Dressed in their trademark all black, Savages took the stage to a rousing and wild applause. I was up front about three rows from the stage. I kept my fingers crossed that a crazy mosh pit wouldn’t ensue like the last concert at the El Rey I attended, but as fate would have it, they played their most popular, and aggressive songs first. Yup, there was a mosh pit. I really wanted to get some video of “City’s Full” and “Shut Up”, but I wasn’t going to take a chance at having my camera knocked out of my hand.
Savages are about as intense as a band can get. Jehnny Beth sets the mood with her deep stare that almost makes you nervous to watch her. It’s a threatening stare that intimidates and fits the music that the band creates. Her stage presence is almost menacing, but that only adds to the effectiveness of the show. Ayse Hassan was steady on bass, and Fay Milton was relentless on drums, but I was particularly impressed with the playing of Gemma Thompson. Gemma Thompson was absorbed in her guitar play, creating her own “wall of sound”. Amazing.

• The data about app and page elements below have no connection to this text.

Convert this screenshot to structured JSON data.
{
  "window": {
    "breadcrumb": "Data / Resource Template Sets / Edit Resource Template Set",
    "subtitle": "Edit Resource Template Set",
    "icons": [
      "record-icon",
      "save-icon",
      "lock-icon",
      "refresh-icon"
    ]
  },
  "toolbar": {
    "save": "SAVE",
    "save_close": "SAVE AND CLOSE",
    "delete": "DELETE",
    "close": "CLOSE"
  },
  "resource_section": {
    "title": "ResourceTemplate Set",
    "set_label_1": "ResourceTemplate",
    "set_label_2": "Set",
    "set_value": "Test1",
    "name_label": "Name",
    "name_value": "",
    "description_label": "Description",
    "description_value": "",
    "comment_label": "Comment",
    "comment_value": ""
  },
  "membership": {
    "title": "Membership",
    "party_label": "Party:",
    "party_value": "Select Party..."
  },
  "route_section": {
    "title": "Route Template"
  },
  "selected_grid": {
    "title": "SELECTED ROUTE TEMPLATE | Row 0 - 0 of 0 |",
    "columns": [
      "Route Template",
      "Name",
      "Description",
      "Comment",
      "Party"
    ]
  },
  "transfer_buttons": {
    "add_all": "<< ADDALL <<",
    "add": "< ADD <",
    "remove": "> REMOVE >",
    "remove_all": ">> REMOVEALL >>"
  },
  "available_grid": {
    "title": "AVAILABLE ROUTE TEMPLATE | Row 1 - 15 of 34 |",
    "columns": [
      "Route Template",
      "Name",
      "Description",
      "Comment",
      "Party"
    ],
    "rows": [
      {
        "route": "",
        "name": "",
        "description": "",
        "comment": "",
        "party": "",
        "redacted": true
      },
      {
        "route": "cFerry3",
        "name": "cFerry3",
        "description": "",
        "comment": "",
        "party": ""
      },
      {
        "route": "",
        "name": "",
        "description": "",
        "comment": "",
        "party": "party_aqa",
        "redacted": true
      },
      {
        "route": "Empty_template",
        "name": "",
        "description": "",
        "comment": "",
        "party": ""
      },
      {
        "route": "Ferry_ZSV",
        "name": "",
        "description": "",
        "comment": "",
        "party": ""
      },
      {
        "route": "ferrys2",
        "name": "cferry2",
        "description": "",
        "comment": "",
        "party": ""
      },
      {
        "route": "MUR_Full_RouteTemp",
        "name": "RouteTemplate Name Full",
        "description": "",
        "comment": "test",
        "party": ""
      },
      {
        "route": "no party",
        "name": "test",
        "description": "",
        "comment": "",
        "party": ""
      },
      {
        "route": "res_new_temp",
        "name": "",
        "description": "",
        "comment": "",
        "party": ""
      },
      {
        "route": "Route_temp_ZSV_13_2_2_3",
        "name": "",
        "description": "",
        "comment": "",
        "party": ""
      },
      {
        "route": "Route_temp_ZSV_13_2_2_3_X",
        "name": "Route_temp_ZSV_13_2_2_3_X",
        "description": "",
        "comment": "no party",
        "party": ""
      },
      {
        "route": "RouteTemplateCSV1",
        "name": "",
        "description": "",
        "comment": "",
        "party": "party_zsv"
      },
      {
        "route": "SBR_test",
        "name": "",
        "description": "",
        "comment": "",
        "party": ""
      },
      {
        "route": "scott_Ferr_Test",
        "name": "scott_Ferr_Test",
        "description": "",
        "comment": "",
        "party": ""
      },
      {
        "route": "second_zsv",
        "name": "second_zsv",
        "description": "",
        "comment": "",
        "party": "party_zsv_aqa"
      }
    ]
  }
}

Drenched in sweat after the fourth song, I had to leave the front to get some air and dry off. As I pushed my way through the crowd, I noticed that Jehnny was wearing pink pumps. With their all-black apparel, the brightness of the shoes caught me a little off guard but at the same time screamed “punk”. Yup, I had to take a picture of her shoes. I do not have a shoe fetish.
With only one album under their belt, their set was relatively short, but powerful. The set list for the show was a follows:
I Am Here
Give Me A Gun
Waiting for a Sign
Flying to Berlin
Fuckers (new song)
When the set ended, I met up with my friend and we both shared our excitement for the show we just witnessed. I hung out front for a minute in case any of the players from the evening popped out to greet fans, and lucky enough I was able to get Johnny Hostile, Gemma Thompson, and Jehnny Beth to sign their respective vinyl releases. I was able to get a picture with Gemma, but was thwarted in my efforts to get a picture with Jehnny as another fan scared her away. I swear that Gemma was all smiles before the picture was taken. Savages sure do take their image very seriously.
I had a brief conversation with Johnny Hostile and I noticed that he had an accent. Slightly confused as I thought the band was UK based, he explained that both he and Jehnny were originally from France. Having studied French growing up, and never having the opportunity to use it, I started a conversation in my broken French and concluded the conversation by saying that Gemma was “tres jolie”. He told me that he would tell her that. Please do, Johnny. Please do.